> PROBLEM DETAILS:
Return each record verbatim, images excluded.

____

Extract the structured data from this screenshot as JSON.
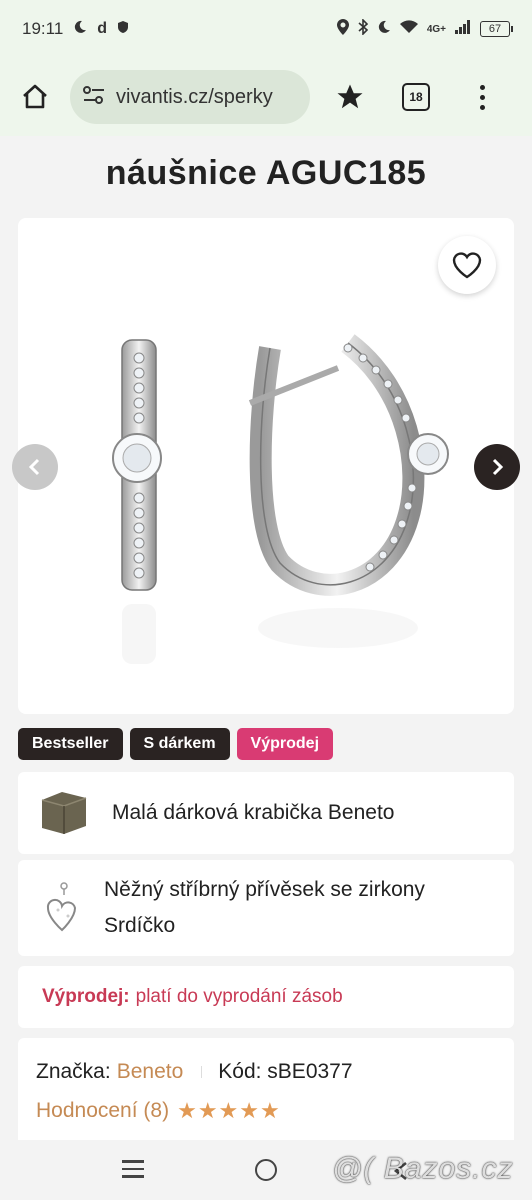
{
  "status_bar": {
    "time": "19:11",
    "network": "4G+",
    "battery": "67"
  },
  "browser": {
    "url": "vivantis.cz/sperky",
    "tab_count": "18"
  },
  "product": {
    "title": "náušnice AGUC185",
    "badges": [
      "Bestseller",
      "S dárkem",
      "Výprodej"
    ]
  },
  "gifts": [
    {
      "text": "Malá dárková krabička Beneto",
      "icon": "gift-box-image"
    },
    {
      "text": "Něžný stříbrný přívěsek se zirkony Srdíčko",
      "icon": "heart-pendant-image"
    }
  ],
  "sale": {
    "label": "Výprodej:",
    "text": "platí do vyprodání zásob"
  },
  "info": {
    "brand_label": "Značka:",
    "brand_value": "Beneto",
    "code_label": "Kód: sBE0377",
    "rating_label": "Hodnocení (8)",
    "rating_stars": 5
  },
  "watermark": "@( Bazos.cz",
  "colors": {
    "accent_pink": "#d93b73",
    "dark_badge": "#2a2322",
    "link_brown": "#c58a54",
    "sale_red": "#c83a55",
    "browser_bg": "#eef6ec"
  }
}
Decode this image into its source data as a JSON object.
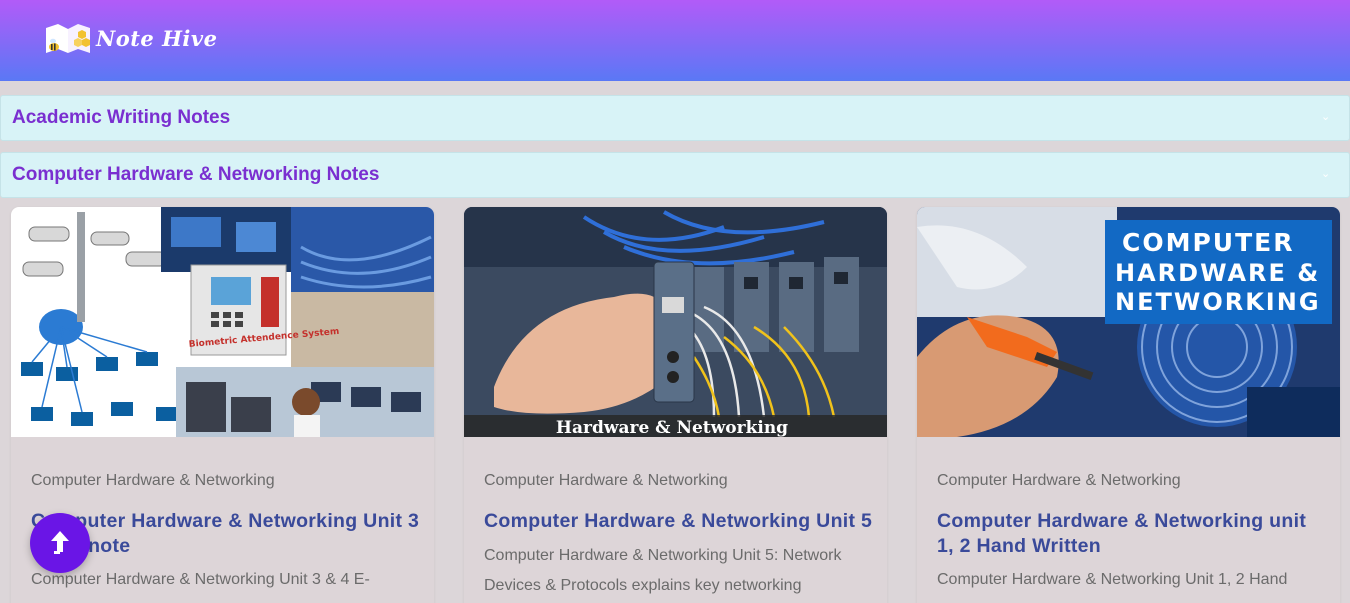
{
  "header": {
    "logo_text": "Note Hive"
  },
  "sections": [
    {
      "title": "Academic Writing Notes"
    },
    {
      "title": "Computer Hardware & Networking Notes"
    }
  ],
  "cards": [
    {
      "category": "Computer Hardware & Networking",
      "title": "Computer Hardware & Networking Unit 3 & 4 E-note",
      "description": "Computer Hardware & Networking Unit 3 & 4 E-",
      "image_text": [
        "Biometric Attendence System"
      ]
    },
    {
      "category": "Computer Hardware & Networking",
      "title": "Computer Hardware & Networking Unit 5",
      "description": "Computer Hardware & Networking Unit 5: Network Devices & Protocols explains key networking",
      "image_text": [
        "Hardware & Networking"
      ]
    },
    {
      "category": "Computer Hardware & Networking",
      "title": "Computer Hardware & Networking unit 1, 2 Hand Written",
      "description": "Computer Hardware & Networking Unit 1, 2 Hand",
      "image_text": [
        "COMPUTER",
        "HARDWARE &",
        "NETWORKING"
      ]
    }
  ],
  "icons": {
    "logo": "book-bee-icon",
    "accordion_toggle": "chevron-down-icon",
    "scroll_top": "arrow-up-icon"
  },
  "colors": {
    "header_gradient_top": "#b25bf8",
    "header_gradient_bottom": "#5a78f5",
    "section_title": "#7a2fd0",
    "card_title": "#3a4a9a",
    "scroll_button": "#6a15e6"
  }
}
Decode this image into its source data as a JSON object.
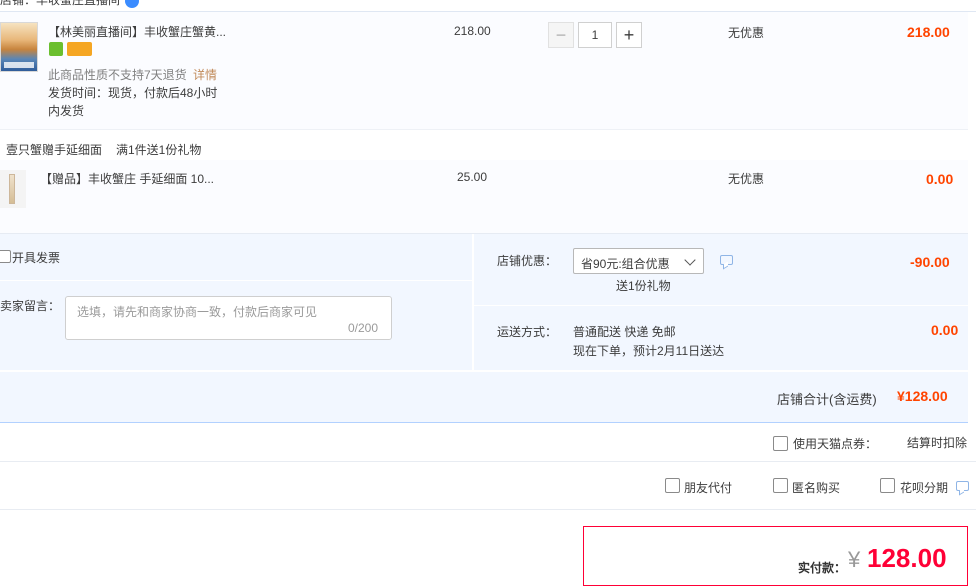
{
  "shop": {
    "header_label": "店铺：丰收蟹庄直播间"
  },
  "items": [
    {
      "title": "【林美丽直播间】丰收蟹庄蟹黄...",
      "notice": "此商品性质不支持7天退货",
      "notice_link": "详情",
      "ship_line1": "发货时间：现货，付款后48小时",
      "ship_line2": "内发货",
      "unit_price": "218.00",
      "quantity": "1",
      "promo": "无优惠",
      "subtotal": "218.00"
    },
    {
      "title": "【赠品】丰收蟹庄 手延细面 10...",
      "unit_price": "25.00",
      "promo": "无优惠",
      "subtotal": "0.00"
    }
  ],
  "gift_promo": {
    "name": "壹只蟹赠手延细面",
    "rule": "满1件送1份礼物"
  },
  "invoice": {
    "label": "开具发票"
  },
  "message": {
    "label": "给卖家留言：",
    "placeholder": "选填，请先和商家协商一致，付款后商家可见",
    "counter": "0/200"
  },
  "store_discount": {
    "label": "店铺优惠：",
    "selected": "省90元:组合优惠",
    "gift_note": "送1份礼物",
    "amount": "-90.00"
  },
  "delivery": {
    "label": "运送方式：",
    "method": "普通配送 快递 免邮",
    "eta": "现在下单，预计2月11日送达",
    "amount": "0.00"
  },
  "shop_total": {
    "label": "店铺合计(含运费)",
    "amount": "¥128.00"
  },
  "points": {
    "label": "使用天猫点券：",
    "note": "结算时扣除"
  },
  "options": {
    "friend_pay": "朋友代付",
    "anonymous": "匿名购买",
    "huabei": "花呗分期"
  },
  "payment": {
    "label": "实付款：",
    "currency": "¥",
    "amount": "128.00"
  },
  "colors": {
    "accent_red": "#ff4400",
    "pay_red": "#ff0036",
    "band_blue": "#f2f7ff",
    "border_blue": "#b2d1ff"
  },
  "icons": [
    "check-icon",
    "shield-icon",
    "card-icon",
    "minus-icon",
    "plus-icon",
    "chevron-down-icon",
    "chat-icon"
  ]
}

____

> ANSWER BOX:
Extract the structured data from this screenshot as JSON.
{
  "status_bar": {
    "time": "19:11",
    "network": "4G+",
    "battery": "67"
  },
  "browser": {
    "url": "vivantis.cz/sperky",
    "tab_count": "18"
  },
  "product": {
    "title": "náušnice AGUC185",
    "badges": [
      "Bestseller",
      "S dárkem",
      "Výprodej"
    ]
  },
  "gifts": [
    {
      "text": "Malá dárková krabička Beneto",
      "icon": "gift-box-image"
    },
    {
      "text": "Něžný stříbrný přívěsek se zirkony Srdíčko",
      "icon": "heart-pendant-image"
    }
  ],
  "sale": {
    "label": "Výprodej:",
    "text": "platí do vyprodání zásob"
  },
  "info": {
    "brand_label": "Značka:",
    "brand_value": "Beneto",
    "code_label": "Kód: sBE0377",
    "rating_label": "Hodnocení (8)",
    "rating_stars": 5
  },
  "watermark": "@( Bazos.cz",
  "colors": {
    "accent_pink": "#d93b73",
    "dark_badge": "#2a2322",
    "link_brown": "#c58a54",
    "sale_red": "#c83a55",
    "browser_bg": "#eef6ec"
  }
}
Decode this image into its source data as a JSON object.
{
  "header": {
    "logo_text": "Note Hive"
  },
  "sections": [
    {
      "title": "Academic Writing Notes"
    },
    {
      "title": "Computer Hardware & Networking Notes"
    }
  ],
  "cards": [
    {
      "category": "Computer Hardware & Networking",
      "title": "Computer Hardware & Networking Unit 3 & 4 E-note",
      "description": "Computer Hardware & Networking Unit 3 & 4 E-",
      "image_text": [
        "Biometric Attendence System"
      ]
    },
    {
      "category": "Computer Hardware & Networking",
      "title": "Computer Hardware & Networking Unit 5",
      "description": "Computer Hardware & Networking Unit 5: Network Devices & Protocols explains key networking",
      "image_text": [
        "Hardware & Networking"
      ]
    },
    {
      "category": "Computer Hardware & Networking",
      "title": "Computer Hardware & Networking unit 1, 2 Hand Written",
      "description": "Computer Hardware & Networking Unit 1, 2 Hand",
      "image_text": [
        "COMPUTER",
        "HARDWARE &",
        "NETWORKING"
      ]
    }
  ],
  "icons": {
    "logo": "book-bee-icon",
    "accordion_toggle": "chevron-down-icon",
    "scroll_top": "arrow-up-icon"
  },
  "colors": {
    "header_gradient_top": "#b25bf8",
    "header_gradient_bottom": "#5a78f5",
    "section_title": "#7a2fd0",
    "card_title": "#3a4a9a",
    "scroll_button": "#6a15e6"
  }
}
Decode this image into its source data as a JSON object.
{
  "shop": {
    "header_label": "店铺：丰收蟹庄直播间"
  },
  "items": [
    {
      "title": "【林美丽直播间】丰收蟹庄蟹黄...",
      "notice": "此商品性质不支持7天退货",
      "notice_link": "详情",
      "ship_line1": "发货时间：现货，付款后48小时",
      "ship_line2": "内发货",
      "unit_price": "218.00",
      "quantity": "1",
      "promo": "无优惠",
      "subtotal": "218.00"
    },
    {
      "title": "【赠品】丰收蟹庄 手延细面 10...",
      "unit_price": "25.00",
      "promo": "无优惠",
      "subtotal": "0.00"
    }
  ],
  "gift_promo": {
    "name": "壹只蟹赠手延细面",
    "rule": "满1件送1份礼物"
  },
  "invoice": {
    "label": "开具发票"
  },
  "message": {
    "label": "给卖家留言：",
    "placeholder": "选填，请先和商家协商一致，付款后商家可见",
    "counter": "0/200"
  },
  "store_discount": {
    "label": "店铺优惠：",
    "selected": "省90元:组合优惠",
    "gift_note": "送1份礼物",
    "amount": "-90.00"
  },
  "delivery": {
    "label": "运送方式：",
    "method": "普通配送 快递 免邮",
    "eta": "现在下单，预计2月11日送达",
    "amount": "0.00"
  },
  "shop_total": {
    "label": "店铺合计(含运费)",
    "amount": "¥128.00"
  },
  "points": {
    "label": "使用天猫点券：",
    "note": "结算时扣除"
  },
  "options": {
    "friend_pay": "朋友代付",
    "anonymous": "匿名购买",
    "huabei": "花呗分期"
  },
  "payment": {
    "label": "实付款：",
    "currency": "¥",
    "amount": "128.00"
  },
  "colors": {
    "accent_red": "#ff4400",
    "pay_red": "#ff0036",
    "band_blue": "#f2f7ff",
    "border_blue": "#b2d1ff"
  },
  "icons": [
    "check-icon",
    "shield-icon",
    "card-icon",
    "minus-icon",
    "plus-icon",
    "chevron-down-icon",
    "chat-icon"
  ]
}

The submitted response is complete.